◆ Extracted data ◆
□ □ □ □ □ □ □
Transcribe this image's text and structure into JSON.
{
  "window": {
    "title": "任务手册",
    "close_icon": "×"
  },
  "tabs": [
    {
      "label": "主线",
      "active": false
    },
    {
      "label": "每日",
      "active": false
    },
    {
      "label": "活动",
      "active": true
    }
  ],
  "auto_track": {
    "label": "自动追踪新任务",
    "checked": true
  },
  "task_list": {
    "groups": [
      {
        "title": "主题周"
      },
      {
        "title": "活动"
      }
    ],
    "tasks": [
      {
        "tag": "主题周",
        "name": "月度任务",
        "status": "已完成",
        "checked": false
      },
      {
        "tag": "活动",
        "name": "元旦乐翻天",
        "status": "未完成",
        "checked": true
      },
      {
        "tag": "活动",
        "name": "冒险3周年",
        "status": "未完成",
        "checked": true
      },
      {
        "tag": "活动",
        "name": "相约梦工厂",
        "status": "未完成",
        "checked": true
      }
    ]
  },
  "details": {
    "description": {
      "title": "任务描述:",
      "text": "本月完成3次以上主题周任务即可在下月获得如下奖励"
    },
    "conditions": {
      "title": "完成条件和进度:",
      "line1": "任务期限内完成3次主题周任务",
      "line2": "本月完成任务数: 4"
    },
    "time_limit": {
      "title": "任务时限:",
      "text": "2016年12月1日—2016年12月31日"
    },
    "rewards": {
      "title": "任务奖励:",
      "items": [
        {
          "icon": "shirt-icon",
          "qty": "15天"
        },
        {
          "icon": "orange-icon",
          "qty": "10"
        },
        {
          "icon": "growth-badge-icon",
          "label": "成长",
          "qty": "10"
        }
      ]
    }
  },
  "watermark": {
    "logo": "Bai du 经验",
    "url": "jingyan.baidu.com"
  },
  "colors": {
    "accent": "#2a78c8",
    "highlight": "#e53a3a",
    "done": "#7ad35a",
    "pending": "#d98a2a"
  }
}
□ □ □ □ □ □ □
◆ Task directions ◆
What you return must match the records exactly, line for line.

◆ Result of the task ◆
Transcribe this image's text and structure into JSON.
{
  "window": {
    "title": "任务手册",
    "close_icon": "×"
  },
  "tabs": [
    {
      "label": "主线",
      "active": false
    },
    {
      "label": "每日",
      "active": false
    },
    {
      "label": "活动",
      "active": true
    }
  ],
  "auto_track": {
    "label": "自动追踪新任务",
    "checked": true
  },
  "task_list": {
    "groups": [
      {
        "title": "主题周"
      },
      {
        "title": "活动"
      }
    ],
    "tasks": [
      {
        "tag": "主题周",
        "name": "月度任务",
        "status": "已完成",
        "checked": false
      },
      {
        "tag": "活动",
        "name": "元旦乐翻天",
        "status": "未完成",
        "checked": true
      },
      {
        "tag": "活动",
        "name": "冒险3周年",
        "status": "未完成",
        "checked": true
      },
      {
        "tag": "活动",
        "name": "相约梦工厂",
        "status": "未完成",
        "checked": true
      }
    ]
  },
  "details": {
    "description": {
      "title": "任务描述:",
      "text": "本月完成3次以上主题周任务即可在下月获得如下奖励"
    },
    "conditions": {
      "title": "完成条件和进度:",
      "line1": "任务期限内完成3次主题周任务",
      "line2": "本月完成任务数: 4"
    },
    "time_limit": {
      "title": "任务时限:",
      "text": "2016年12月1日—2016年12月31日"
    },
    "rewards": {
      "title": "任务奖励:",
      "items": [
        {
          "icon": "shirt-icon",
          "qty": "15天"
        },
        {
          "icon": "orange-icon",
          "qty": "10"
        },
        {
          "icon": "growth-badge-icon",
          "label": "成长",
          "qty": "10"
        }
      ]
    }
  },
  "watermark": {
    "logo": "Bai du 经验",
    "url": "jingyan.baidu.com"
  },
  "colors": {
    "accent": "#2a78c8",
    "highlight": "#e53a3a",
    "done": "#7ad35a",
    "pending": "#d98a2a"
  }
}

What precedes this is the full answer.